Asia's established budget hotel aggregators continue to expand at the same time as new investors pump cash into the sector.
India's Vista Rooms is less than a year-old, which might be stretching the definition of an established player. Nonetheless, it has already built up a portfolio of 800 or so properties in more than 80 cities, finding niches in tier 2 and tier 3 locations where it claims to be the market leader.
It has now taken the brand into Sri Lanka, partnering with 200 properties there. And it is planning a presence in at least four other countries by the end of the year.
The brand works with boutique hotels, guesthouses, serviced apartments, private villas and home stays. It also has a B2B model where it offers hotel partners access to its technology, which can be used to handle distribution and manage properties.
As well as its brand dotcom vistarooms.com (or www.vistarooms.lk for Sri Lanka) Vista also helps its partners access third-party channels such as Cleartrip.
While the focus is clearly on Indian travellers visiting the neighbouring island, one of Vista's three co-founders Ankita Sheth has her eye on helping Sri Lanka's overall tourism industry.
"We are working with our hand-picked hotels to change the perception of budget hotels. We want travelers, coming to Sri Lanka, from all across the world to no longer worry whether their bathroom will be hygienic or whether the AC will be working when they stay at a budget hotel."
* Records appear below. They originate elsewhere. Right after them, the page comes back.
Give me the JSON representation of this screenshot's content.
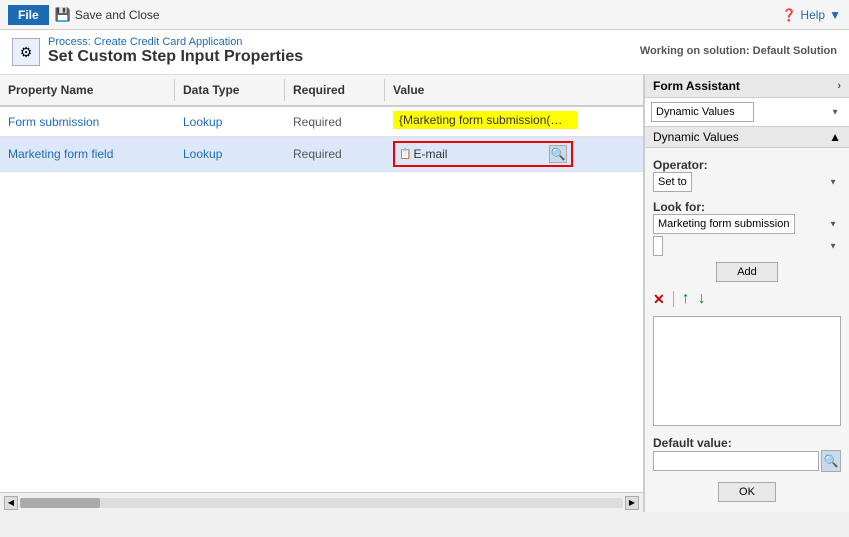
{
  "toolbar": {
    "file_label": "File",
    "save_close_label": "Save and Close",
    "help_label": "Help"
  },
  "header": {
    "breadcrumb": "Process: Create Credit Card Application",
    "title": "Set Custom Step Input Properties",
    "solution": "Working on solution: Default Solution"
  },
  "table": {
    "columns": [
      "Property Name",
      "Data Type",
      "Required",
      "Value"
    ],
    "rows": [
      {
        "property": "Form submission",
        "dataType": "Lookup",
        "required": "Required",
        "value": "{Marketing form submission(Mark",
        "valueType": "yellow"
      },
      {
        "property": "Marketing form field",
        "dataType": "Lookup",
        "required": "Required",
        "value": "E-mail",
        "valueType": "email"
      }
    ]
  },
  "form_assistant": {
    "title": "Form Assistant",
    "chevron": "›",
    "dynamic_values_select": "Dynamic Values",
    "dynamic_values_section": "Dynamic Values",
    "collapse_icon": "▲",
    "operator_label": "Operator:",
    "operator_value": "Set to",
    "look_for_label": "Look for:",
    "look_for_value": "Marketing form submission",
    "look_for_sub": "",
    "add_label": "Add",
    "delete_icon": "✕",
    "up_icon": "↑",
    "down_icon": "↓",
    "default_value_label": "Default value:",
    "ok_label": "OK"
  }
}
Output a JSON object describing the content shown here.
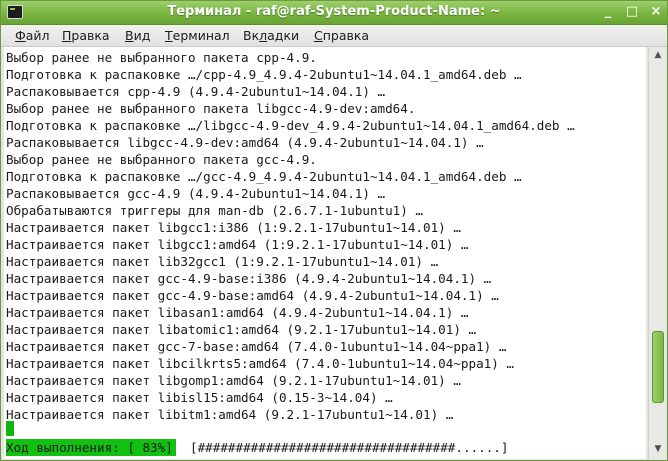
{
  "window": {
    "title": "Терминал - raf@raf-System-Product-Name: ~",
    "minimize_glyph": "_",
    "maximize_glyph": "□",
    "close_glyph": "×",
    "accent_color": "#78b43f"
  },
  "menu": {
    "file": {
      "first": "Ф",
      "rest": "айл"
    },
    "edit": {
      "first": "П",
      "rest": "равка"
    },
    "view": {
      "first": "В",
      "rest": "ид"
    },
    "terminal": {
      "first": "Т",
      "rest": "ерминал"
    },
    "tabs": {
      "first": "",
      "mid": "Вк",
      "under": "л",
      "rest": "адки"
    },
    "help": {
      "first": "С",
      "rest": "правка"
    }
  },
  "terminal": {
    "lines": [
      "Выбор ранее не выбранного пакета cpp-4.9.",
      "Подготовка к распаковке …/cpp-4.9_4.9.4-2ubuntu1~14.04.1_amd64.deb …",
      "Распаковывается cpp-4.9 (4.9.4-2ubuntu1~14.04.1) …",
      "Выбор ранее не выбранного пакета libgcc-4.9-dev:amd64.",
      "Подготовка к распаковке …/libgcc-4.9-dev_4.9.4-2ubuntu1~14.04.1_amd64.deb …",
      "Распаковывается libgcc-4.9-dev:amd64 (4.9.4-2ubuntu1~14.04.1) …",
      "Выбор ранее не выбранного пакета gcc-4.9.",
      "Подготовка к распаковке …/gcc-4.9_4.9.4-2ubuntu1~14.04.1_amd64.deb …",
      "Распаковывается gcc-4.9 (4.9.4-2ubuntu1~14.04.1) …",
      "Обрабатываются триггеры для man-db (2.6.7.1-1ubuntu1) …",
      "Настраивается пакет libgcc1:i386 (1:9.2.1-17ubuntu1~14.01) …",
      "Настраивается пакет libgcc1:amd64 (1:9.2.1-17ubuntu1~14.01) …",
      "Настраивается пакет lib32gcc1 (1:9.2.1-17ubuntu1~14.01) …",
      "Настраивается пакет gcc-4.9-base:i386 (4.9.4-2ubuntu1~14.04.1) …",
      "Настраивается пакет gcc-4.9-base:amd64 (4.9.4-2ubuntu1~14.04.1) …",
      "Настраивается пакет libasan1:amd64 (4.9.4-2ubuntu1~14.04.1) …",
      "Настраивается пакет libatomic1:amd64 (9.2.1-17ubuntu1~14.01) …",
      "Настраивается пакет gcc-7-base:amd64 (7.4.0-1ubuntu1~14.04~ppa1) …",
      "Настраивается пакет libcilkrts5:amd64 (7.4.0-1ubuntu1~14.04~ppa1) …",
      "Настраивается пакет libgomp1:amd64 (9.2.1-17ubuntu1~14.01) …",
      "Настраивается пакет libisl15:amd64 (0.15-3~14.04) …",
      "Настраивается пакет libitm1:amd64 (9.2.1-17ubuntu1~14.01) …"
    ],
    "progress_label": "Ход выполнения: [ 83%]",
    "progress_percent": 83,
    "progress_bar": "[##################################......]",
    "progress_color": "#11c011"
  },
  "scrollbar": {
    "up_glyph": "▲",
    "down_glyph": "▼",
    "thumb_color": "#7cb845"
  }
}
Elsewhere, Malaysia and Indonesia specialist Nida Rooms is opening an office in Bangkok and wants to have 3,000 Thai properties on its books by year-end, a significant hike on its portfolio of 1,400 Thai properties.
That's impressive because Nida is even younger than Vista Rooms and claims to be "Asia's fastest growing virtual hotel operator." on its FAQ page The tagline on its homepage claims that it is "the largest hotel chain in Asia".
Nida's Crunchbase entry says its parent company Global Rooms Limited secured an undisclosed seed round in September 2015, followed up by a further $1.3m in November, backed by East Pacific Capital and True Capital Partners.
Elsewhere, Room on Call has raised $2 million and is looking to expand its footprint in India beyond its current 400 or so properties in 42 locations. It was founded in May 2015 and picked up $300,000 from US-based investor and Yahoo! exec Payal Syal in September.
The latest round comes from India's Cash Ur Drive, whose core business is putting adverts on cars and buses.
A blog post from Room on Call says it is booking 20,000 room nights each month.
It is trying to find a niche by focusing on people who would prefer to phone a call centre to make a booking, arguing that there are 975 million mobile phone users in India -- only 3% of whom use apps.
Having said that, the company has now also launched an app to target that segment.
The online branded budget accommodation aggregator model isn't a million miles away from the franchise model used by hotel chains in the US and elsewhere. But the growth potential of these business in India and Asia is massive because the region is home to so many budget accommodation options. When Tnooz talked to Vista Rooms last August, its chief technology officer, Pranav Maheshwari, told us:
"The market is huge...We think there are around 150,000 properties in India which could move over to this branded sector. The major players have got, say, 2,500 between them. So we’ve just scratched the surface."
The surface might be a bit more than scratched seven months on, but his point remains valid. Throw in the rest of Asia and you have a big fragmented market in need of some digital love. Surely it's only a matter of time before some of the major global players start taking a look at this (especially if you can get to 20,000 room nights a month in less than a year for an investment of $300K).
Related reading from Tnooz:Thomas Cook India links up with Airbnb for international packages (Feb 2016)
Budget consolidation – Oyo Rooms buys rival ZO Rooms (Feb 2016)
Former Cleartrip exec sees entry-level opening, launches Comfy Stays (Feb 2016)